Key Takeaway: You don’t have to be a dick. It might sound simple, but you can run a multimillion pound business and not be a money-hungry bastard, hell-bent on world destruction in the pursuit of profits. Innovation can go hand-in-hand with conservation.
Shoe Dog – Phil Knight
Starting with the company’s inception in 1960 and finishing with the debut public offering in the 1980s, Shoe Dog is the memoir from Nike Founder Phil ‘Buck’ Knight.
It’s difficult to compile any list of business biographies without it and needless to say it’s a fountain of intriguing insight and transferable lessons. From picking a logo and name to the importance of overcoming setbacks, Shoe Dog is a monumental piece of writing from one of the most notable businessmen of the 21st century.
Key Takeaway: Growth can be low and slow. Knight’s account of Nike in the book starts in 1962, but there’s a whole decade of low-key trials and tribulations and gradual but not particularly dramatic progress until genuine recognition in 1972 when his consistent appearances at track and running events are rewarded with uptake of the brand. Be patient.
Zero To One – Peter Thiel
Transforming online payments forever, and making a fortune whilst doing so, Paypal founder Peter Thiel is one of Silicon Valley’s most recognised icons. Zero To One compiles his thoughts and the lessons learned building one of the most successful start ups ever out of what has been the modern California gold rush.

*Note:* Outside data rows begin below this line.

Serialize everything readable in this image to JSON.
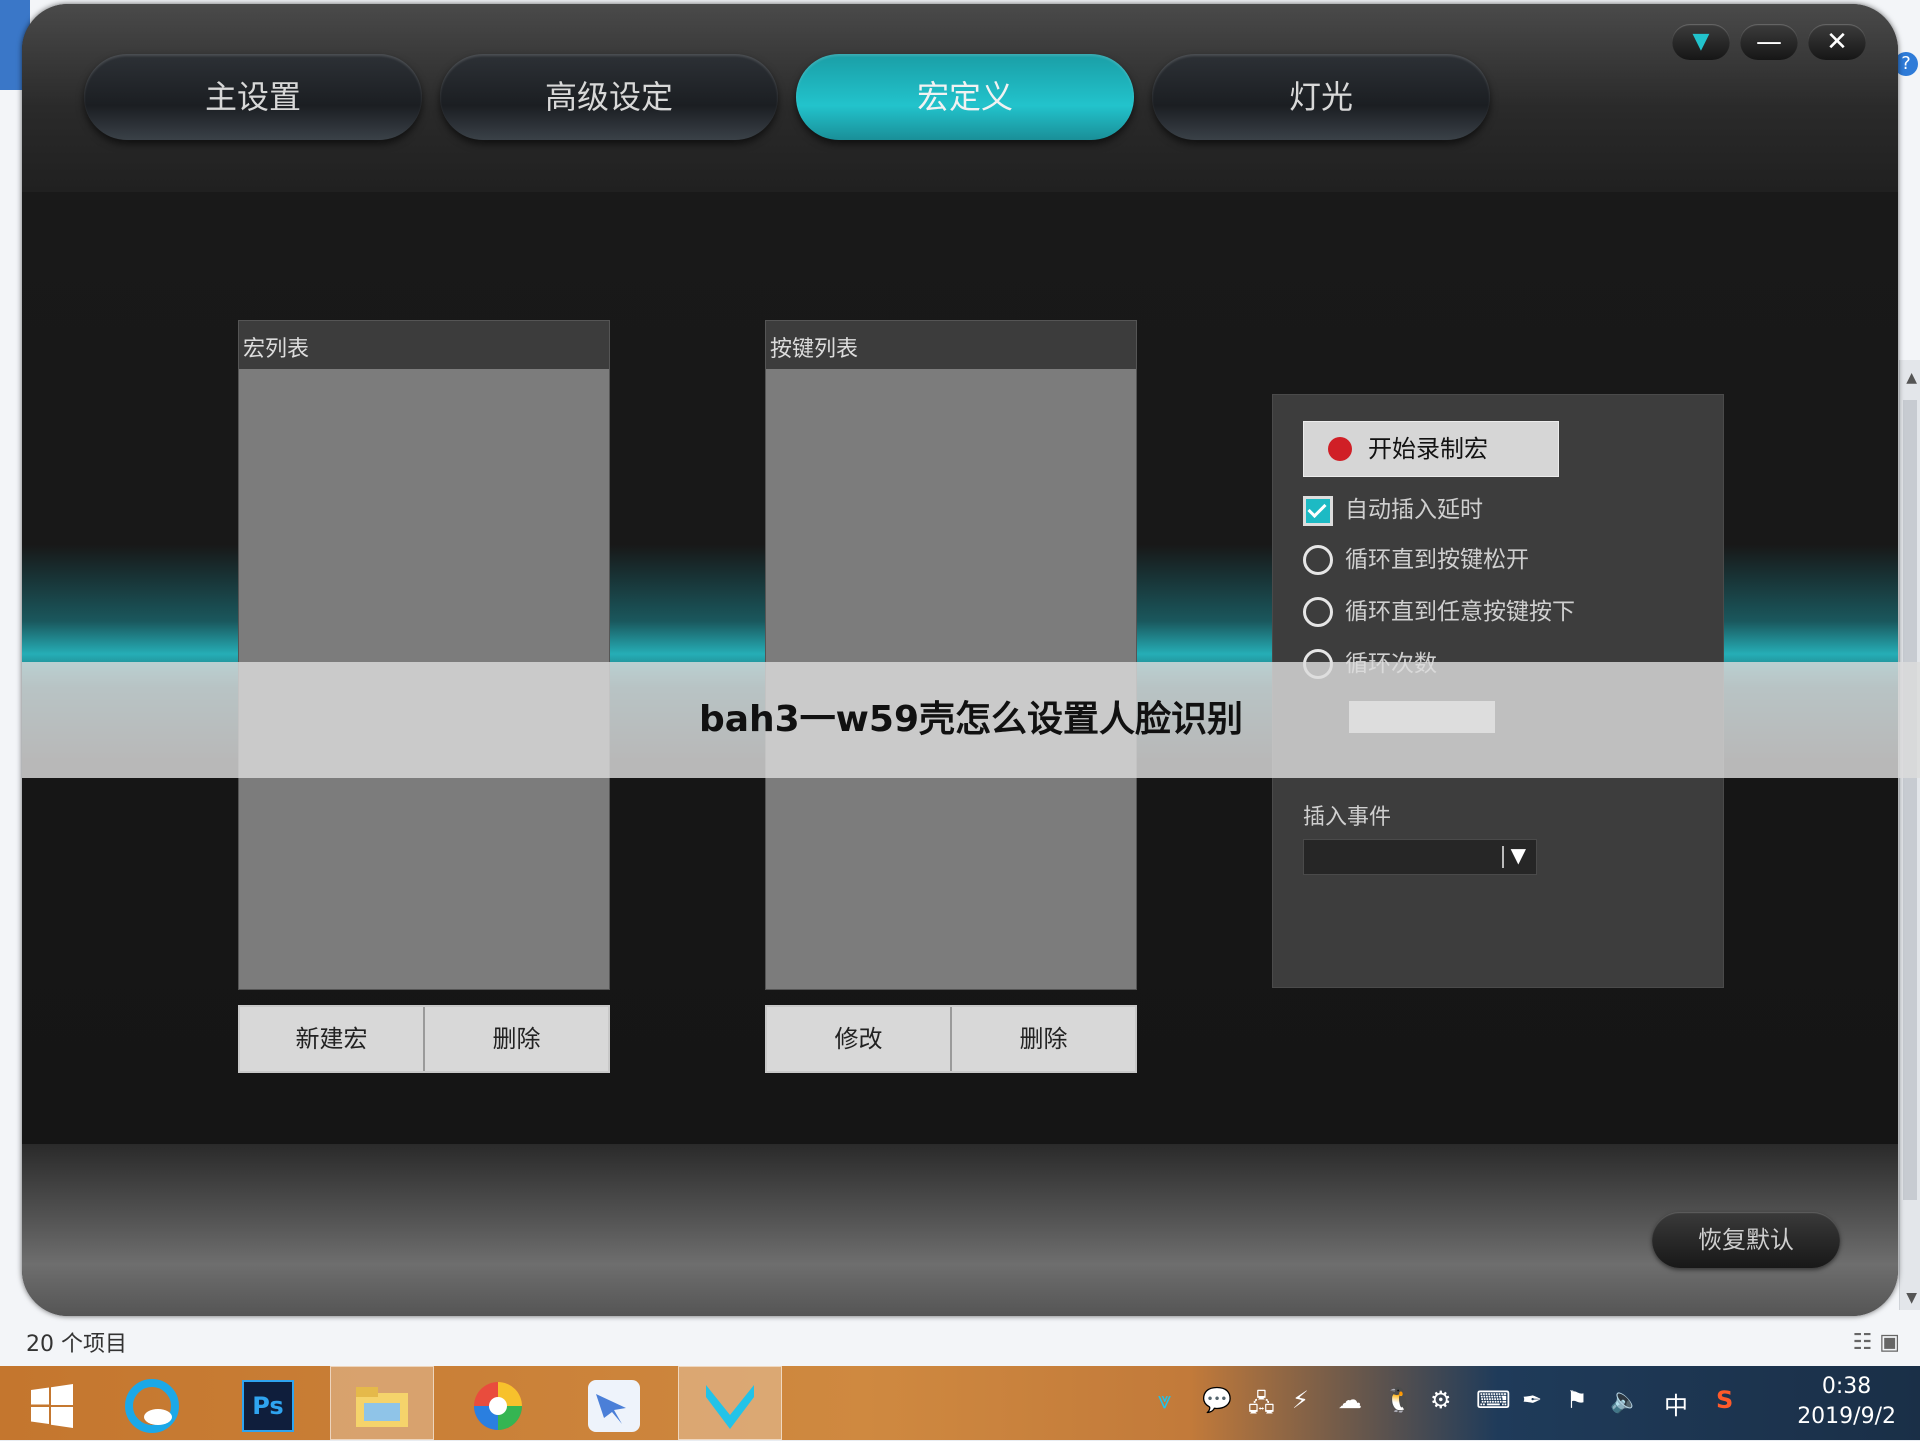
{
  "app": {
    "tabs": [
      {
        "label": "主设置"
      },
      {
        "label": "高级设定"
      },
      {
        "label": "宏定义"
      },
      {
        "label": "灯光"
      }
    ],
    "active_tab_index": 2,
    "accent_color": "#22c3cc",
    "window_controls": {
      "menu_icon": "triangle-down-icon",
      "minimize_icon": "minimize-icon",
      "close_icon": "close-icon"
    }
  },
  "macro_list": {
    "title": "宏列表",
    "new_label": "新建宏",
    "delete_label": "删除"
  },
  "key_list": {
    "title": "按键列表",
    "edit_label": "修改",
    "delete_label": "删除"
  },
  "options": {
    "record_label": "开始录制宏",
    "record_color": "#d01f26",
    "auto_delay_label": "自动插入延时",
    "auto_delay_checked": true,
    "loop_release_label": "循环直到按键松开",
    "loop_any_label": "循环直到任意按键按下",
    "loop_count_label": "循环次数",
    "loop_count_value": "",
    "insert_event_label": "插入事件",
    "insert_event_value": ""
  },
  "footer": {
    "reset_label": "恢复默认"
  },
  "overlay": {
    "title": "bah3一w59壳怎么设置人脸识别"
  },
  "explorer": {
    "status": "20 个项目"
  },
  "taskbar": {
    "items": [
      "windows-start-icon",
      "browser-icon",
      "photoshop-icon",
      "file-explorer-icon",
      "color-wheel-app-icon",
      "feishu-bird-icon",
      "mouse-driver-icon"
    ],
    "ps_label": "Ps",
    "tray_icons": [
      "mouse-driver-tray-icon",
      "wechat-icon",
      "network-icon",
      "usb-icon",
      "cloud-icon",
      "qq-icon",
      "settings-icon",
      "ime-icon",
      "pen-icon",
      "flag-icon",
      "volume-icon",
      "sogou-icon"
    ],
    "ime_label": "中",
    "sogou_label": "S",
    "time": "0:38",
    "date": "2019/9/2"
  }
}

Tinged with Thiel’s trademark outspoken manner, Zero To One covers everything one needs to consider when running a tech business, from teams to monopolies.
Key Takeaway: Be unique. Simple enough, huh? Yet Thiel has some good points to make: it’s not enough for your idea to be unique, it has to be equally valuable. However, if it’s both of those, you save yourself a lot of competition and you can swap the hassle of marketing wars for time spent focusing on development.
How I Built This – Guy Raz
The last entry on our list isn’t a biography or memoir per say, but along with its namesake NPR podcast, How I Built This is a must for those interested in business, entrepreneurialism and how some of the world’s most notable brands came to be.
Pulling together the lessons learned from interviews with company founders spanning the likes of Patagonia, Headspace and Dell, to name but a few, the book is the perfect written companion to the award-winning podcast and bursting with insight and human experience.
Key Takeaway: Resilience is key. The stories businesspeople recount to Raz are as much about riding through hard times as they are of smart, innovative ideas. With world-challenging ideas often comes equally large problems and setbacks. The the most successful people batten down the hatches and hold on for dear life until the storm is over.